In the news:
Collaboration to improve reading brings award to 8 local cities
Seattle, Auburn, Burien, Federal Way, Kent, Renton, SeaTac and Tukwila shared one of 14 national awards for work with The Road Map Project, part of a collaboration among government agencies, schools and service providers to discuss "cradle to college" education.
Seattle Times staff reporter
The National Civic League presented a joint All-America City Award on Monday to eight King County communities for efforts to increase the number of third-grade children who read at grade level.
Seattle, Auburn, Burien, Federal Way, Kent, Renton, SeaTac and Tukwila shared one of 14 national awards for their work with The Road Map Project.
It was the first year the awards focused on a theme. For more than 60 years, the league gave 10 awards each year in recognition of the best civic work in the country. But a year ago, the national nonprofit announced a partnership with The Campaign for Grade-Level Reading.
The Road Map Project is part of a collaboration among government agencies, schools and service providers to discuss "cradle to college" education, said Kristin Johnson, communications manager for the Community Center for Education Results. The nonprofit submitted the application for the award and helps coordinate efforts to close school achievement gaps.
"Third-grade reading level is one of the most important benchmarks in education," Johnson said. It is considered an early indicator of how a student will do in high school and college as well as the success of early-education programs in teaching foundational skills.
In South Seattle and South King County, where the Road Map Project operates, only 66 percent of third-grade students read at grade level in 2010. The project hopes to increase that to 87 percent by 2020, which is in line with the state's top 10 school districts.
Children who don't meet the third-grade benchmark and who live in poverty are six times more likely not to graduate from high school, according to The Campaign for Grade-Level Reading. In the Road Map Project region, 60 percent of students are nonwhite, 54 percent come from low-income families and 17 percent are learning English as a second language, according to the project's application for the award.
Big changes can come from the little connections made through the partnership, said Bill Ptacek, director of the King County Library System.
For instance, he sent mobile libraries directly to sites where low-income families participate in federal lunch programs this summer.
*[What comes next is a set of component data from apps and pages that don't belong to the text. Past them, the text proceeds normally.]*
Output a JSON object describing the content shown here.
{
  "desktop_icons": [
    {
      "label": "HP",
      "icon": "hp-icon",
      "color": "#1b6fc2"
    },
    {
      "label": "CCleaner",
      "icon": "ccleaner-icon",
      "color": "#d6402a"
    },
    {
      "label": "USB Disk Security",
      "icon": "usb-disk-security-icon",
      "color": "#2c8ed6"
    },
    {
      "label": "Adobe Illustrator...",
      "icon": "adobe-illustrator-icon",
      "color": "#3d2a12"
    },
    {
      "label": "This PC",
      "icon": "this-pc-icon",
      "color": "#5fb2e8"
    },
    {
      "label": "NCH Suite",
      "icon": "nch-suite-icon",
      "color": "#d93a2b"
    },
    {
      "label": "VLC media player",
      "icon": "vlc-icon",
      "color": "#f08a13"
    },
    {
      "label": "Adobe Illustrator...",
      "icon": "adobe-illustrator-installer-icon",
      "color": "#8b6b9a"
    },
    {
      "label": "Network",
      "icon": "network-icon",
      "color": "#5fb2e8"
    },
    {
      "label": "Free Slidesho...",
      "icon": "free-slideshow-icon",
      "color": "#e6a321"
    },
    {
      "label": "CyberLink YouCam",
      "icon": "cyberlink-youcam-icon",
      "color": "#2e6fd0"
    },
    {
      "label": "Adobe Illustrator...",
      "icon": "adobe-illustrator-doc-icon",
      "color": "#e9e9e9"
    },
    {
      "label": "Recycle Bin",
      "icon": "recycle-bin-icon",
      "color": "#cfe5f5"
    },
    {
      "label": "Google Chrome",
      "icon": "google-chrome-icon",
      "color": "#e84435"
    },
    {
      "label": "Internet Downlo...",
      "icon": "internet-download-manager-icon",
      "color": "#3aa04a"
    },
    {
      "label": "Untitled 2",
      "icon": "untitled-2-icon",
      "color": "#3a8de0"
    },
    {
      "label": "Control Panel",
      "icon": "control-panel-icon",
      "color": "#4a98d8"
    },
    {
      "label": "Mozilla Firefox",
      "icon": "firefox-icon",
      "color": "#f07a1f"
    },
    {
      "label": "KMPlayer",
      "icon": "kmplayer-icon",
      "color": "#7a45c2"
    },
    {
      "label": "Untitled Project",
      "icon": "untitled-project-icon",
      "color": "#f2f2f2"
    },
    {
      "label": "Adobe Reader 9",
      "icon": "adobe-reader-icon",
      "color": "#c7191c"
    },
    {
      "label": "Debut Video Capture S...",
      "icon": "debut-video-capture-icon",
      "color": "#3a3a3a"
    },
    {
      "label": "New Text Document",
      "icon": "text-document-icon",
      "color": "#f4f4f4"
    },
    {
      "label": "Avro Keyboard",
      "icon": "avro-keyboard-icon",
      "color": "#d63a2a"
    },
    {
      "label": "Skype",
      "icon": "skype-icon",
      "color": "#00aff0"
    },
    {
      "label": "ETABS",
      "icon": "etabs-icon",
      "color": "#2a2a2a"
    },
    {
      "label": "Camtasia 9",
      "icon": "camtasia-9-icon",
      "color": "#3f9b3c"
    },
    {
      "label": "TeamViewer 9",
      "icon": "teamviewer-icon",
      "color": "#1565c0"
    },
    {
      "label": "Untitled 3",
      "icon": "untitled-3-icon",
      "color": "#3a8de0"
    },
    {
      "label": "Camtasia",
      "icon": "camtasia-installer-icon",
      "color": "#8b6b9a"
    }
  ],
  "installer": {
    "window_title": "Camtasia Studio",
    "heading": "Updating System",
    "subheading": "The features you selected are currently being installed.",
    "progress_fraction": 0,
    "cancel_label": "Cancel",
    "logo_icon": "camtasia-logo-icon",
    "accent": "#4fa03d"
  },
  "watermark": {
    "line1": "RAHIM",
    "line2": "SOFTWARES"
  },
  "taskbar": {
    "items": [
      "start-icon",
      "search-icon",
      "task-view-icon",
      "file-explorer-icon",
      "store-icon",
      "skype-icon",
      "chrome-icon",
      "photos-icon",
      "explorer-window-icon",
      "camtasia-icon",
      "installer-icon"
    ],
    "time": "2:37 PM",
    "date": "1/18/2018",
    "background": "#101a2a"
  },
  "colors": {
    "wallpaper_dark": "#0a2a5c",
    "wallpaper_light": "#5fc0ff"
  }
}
Children can check out books, and parents can learn about the importance of reading outside the classroom.
"It's important to keep kids reading throughout the summer so their loss is minimized," Ptacek said. "If they're not at the third-grade reading level, it's really difficult for them to catch up."
Jayme Fraser: 206-464-2201 or email@example.com. On Twitter @jaymekfraser